Sarah Mitchell [01:26:34] And so with the disappearance of the habitats that people have revered and loved all their life, there’s a new commitment and a new passion for bringing that back and for protecting what’s left. And I think I just feel hopeful about that and I feel inspired by that. And yeah, I’m just looking forward to the next 30 years, see what happens before I’m gone.
David Todd [01:26:59] Aw. Well, many more years to do good things and you’re off to a wonderful start.
Sarah Mitchell [01:27:06] I know you need to leave very shortly. Is there anything you would like to add before we end this call?
Sarah Mitchell [01:27:19] Well, I would just say, “thank you”, I think it’s a great project. I hope that all the people out there working in not only the natural sciences and conservation, but specifically on these species like the red-cockaded woodpecker, just keep hope alive and keep pouring their heart into this mission of seeing a better future, because I do think it’s possible I it’s within our reach. And I know that we are very committed to our efforts and we plan to keep doing them into the future.
Sarah Mitchell [01:27:56] And I think something we didn’t have time to talk about, but that is also powerful, is the possibility of foundations working together as investors in some of these practices. We have a pilot experimental project right now which we alluded to earlier called Mayer, where we have invested in a property that we will restrict and restore, hopefully, and resell one day to recoup some of our investment capital. And that’s being done out of the corpus of the foundation. I find this a very powerful and very underutilized tool in Texas, and I think there’s incredible opportunity for funders across the space to collaborate on land conservation and restoration investments. And I think getting creative about our land conservation financing tools and what’s available to us is going to be really critical in Texas since it is a private land state.
Sarah Mitchell [01:29:05] So I think, I’m just really excited and hopeful that we can all work together to find ways to accomplish these things that we’ve worked on for decades, you know, to see them grow and expand and to bring, you know, private equity investment and to bring commercial investment and to bring public funding and just bring new sources of energy and and finance into the world of private land conservation and private land restoration. I just hope we can all continue to work together and be creative.
David Todd [01:29:41] Yeah, so well said! Sarah, this is inspiring, educational, really helpful. Thank you for your time.
Sarah Mitchell [01:29:51] Thank you.
David Todd [01:29:51] If you could just hold on a moment, what will happen is that through the miracle of the Internets, your recording will upload, mine will, and then we’ll stitch it together and we’ll have a nice record of this wonderful conversation. So thank you very much. It’s almost two o’clock. You need to run. Thank you so much for your time. I hope our paths cross really soon.
Sarah Mitchell [01:30:24] Oh, thank you. It was such a great conversation. And thanks for your work on the project. It sounds really important. And I’m here, if you want to talk about anything else.

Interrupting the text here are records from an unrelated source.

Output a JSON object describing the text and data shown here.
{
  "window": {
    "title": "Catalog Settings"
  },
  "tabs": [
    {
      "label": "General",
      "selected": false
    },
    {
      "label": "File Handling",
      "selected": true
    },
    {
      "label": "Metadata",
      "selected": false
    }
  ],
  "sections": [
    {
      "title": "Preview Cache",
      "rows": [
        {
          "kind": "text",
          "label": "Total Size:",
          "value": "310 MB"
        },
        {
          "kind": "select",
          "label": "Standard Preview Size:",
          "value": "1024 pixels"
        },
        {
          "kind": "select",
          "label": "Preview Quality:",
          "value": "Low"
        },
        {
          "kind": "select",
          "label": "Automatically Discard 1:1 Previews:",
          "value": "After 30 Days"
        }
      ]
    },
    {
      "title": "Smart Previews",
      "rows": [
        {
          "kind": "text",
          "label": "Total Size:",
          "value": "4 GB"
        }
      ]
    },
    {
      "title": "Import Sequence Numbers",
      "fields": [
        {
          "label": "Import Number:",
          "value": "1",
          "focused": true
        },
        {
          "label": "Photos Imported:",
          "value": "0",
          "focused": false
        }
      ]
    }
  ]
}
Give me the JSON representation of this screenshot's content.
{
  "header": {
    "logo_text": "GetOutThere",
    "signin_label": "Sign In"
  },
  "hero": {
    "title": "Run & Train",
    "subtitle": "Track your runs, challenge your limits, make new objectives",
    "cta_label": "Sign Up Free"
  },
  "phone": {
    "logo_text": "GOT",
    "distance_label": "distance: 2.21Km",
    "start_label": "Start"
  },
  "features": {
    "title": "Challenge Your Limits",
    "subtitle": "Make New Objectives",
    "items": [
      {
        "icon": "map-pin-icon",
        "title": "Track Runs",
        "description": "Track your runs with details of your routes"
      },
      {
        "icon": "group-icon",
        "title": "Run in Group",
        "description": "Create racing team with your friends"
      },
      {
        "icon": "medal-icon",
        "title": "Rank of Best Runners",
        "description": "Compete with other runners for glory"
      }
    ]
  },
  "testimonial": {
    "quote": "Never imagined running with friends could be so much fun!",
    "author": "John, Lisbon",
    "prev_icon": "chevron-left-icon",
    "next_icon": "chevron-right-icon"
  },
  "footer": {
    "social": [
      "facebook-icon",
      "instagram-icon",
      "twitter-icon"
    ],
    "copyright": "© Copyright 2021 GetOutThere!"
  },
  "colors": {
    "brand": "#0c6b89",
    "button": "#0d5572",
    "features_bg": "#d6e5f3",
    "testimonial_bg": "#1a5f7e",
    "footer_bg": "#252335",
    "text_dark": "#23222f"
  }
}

David Todd [01:30:33] I’d love to talk again. This has been a great start to a nice relationship. Thank you very much.
Sarah Mitchell [01:30:40] Bye bye.
David Todd [01:30:41] All right. Bye, Sarah.